**WHAT YOU NEED TO DO**: Return the entries below precisely, omitting nothing.

Excerpts from an interface dataset
──────────────────────────────

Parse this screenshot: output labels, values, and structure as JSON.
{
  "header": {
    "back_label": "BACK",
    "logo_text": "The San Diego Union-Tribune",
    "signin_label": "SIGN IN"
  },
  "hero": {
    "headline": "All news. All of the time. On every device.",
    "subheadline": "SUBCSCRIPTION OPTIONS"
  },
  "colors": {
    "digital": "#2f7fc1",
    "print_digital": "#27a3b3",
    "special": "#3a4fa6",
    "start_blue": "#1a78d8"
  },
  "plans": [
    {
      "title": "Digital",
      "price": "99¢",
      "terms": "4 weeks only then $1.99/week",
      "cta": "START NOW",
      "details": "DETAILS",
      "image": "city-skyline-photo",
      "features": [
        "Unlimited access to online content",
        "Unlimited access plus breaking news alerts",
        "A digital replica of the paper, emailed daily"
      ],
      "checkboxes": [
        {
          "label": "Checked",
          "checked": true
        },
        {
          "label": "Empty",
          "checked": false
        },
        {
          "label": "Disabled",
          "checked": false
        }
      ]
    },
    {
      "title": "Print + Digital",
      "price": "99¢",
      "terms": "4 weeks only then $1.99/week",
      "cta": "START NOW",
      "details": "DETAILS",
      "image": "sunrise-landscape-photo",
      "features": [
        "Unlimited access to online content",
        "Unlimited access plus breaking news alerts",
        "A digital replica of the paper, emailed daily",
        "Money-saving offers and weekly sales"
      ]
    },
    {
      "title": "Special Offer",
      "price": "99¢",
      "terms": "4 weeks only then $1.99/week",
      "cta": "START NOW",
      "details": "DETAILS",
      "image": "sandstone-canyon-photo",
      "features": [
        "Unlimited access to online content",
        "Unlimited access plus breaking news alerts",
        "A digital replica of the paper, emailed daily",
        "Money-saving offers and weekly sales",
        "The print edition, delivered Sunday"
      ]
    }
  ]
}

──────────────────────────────

**YOUR RESPONSE**:
Parse this screenshot: output labels, values, and structure as JSON.
{
  "header": {
    "back_label": "BACK",
    "logo_text": "The San Diego Union-Tribune",
    "signin_label": "SIGN IN"
  },
  "hero": {
    "headline": "All news. All of the time. On every device.",
    "subheadline": "SUBCSCRIPTION OPTIONS"
  },
  "colors": {
    "digital": "#2f7fc1",
    "print_digital": "#27a3b3",
    "special": "#3a4fa6",
    "start_blue": "#1a78d8"
  },
  "plans": [
    {
      "title": "Digital",
      "price": "99¢",
      "terms": "4 weeks only then $1.99/week",
      "cta": "START NOW",
      "details": "DETAILS",
      "image": "city-skyline-photo",
      "features": [
        "Unlimited access to online content",
        "Unlimited access plus breaking news alerts",
        "A digital replica of the paper, emailed daily"
      ],
      "checkboxes": [
        {
          "label": "Checked",
          "checked": true
        },
        {
          "label": "Empty",
          "checked": false
        },
        {
          "label": "Disabled",
          "checked": false
        }
      ]
    },
    {
      "title": "Print + Digital",
      "price": "99¢",
      "terms": "4 weeks only then $1.99/week",
      "cta": "START NOW",
      "details": "DETAILS",
      "image": "sunrise-landscape-photo",
      "features": [
        "Unlimited access to online content",
        "Unlimited access plus breaking news alerts",
        "A digital replica of the paper, emailed daily",
        "Money-saving offers and weekly sales"
      ]
    },
    {
      "title": "Special Offer",
      "price": "99¢",
      "terms": "4 weeks only then $1.99/week",
      "cta": "START NOW",
      "details": "DETAILS",
      "image": "sandstone-canyon-photo",
      "features": [
        "Unlimited access to online content",
        "Unlimited access plus breaking news alerts",
        "A digital replica of the paper, emailed daily",
        "Money-saving offers and weekly sales",
        "The print edition, delivered Sunday"
      ]
    }
  ]
}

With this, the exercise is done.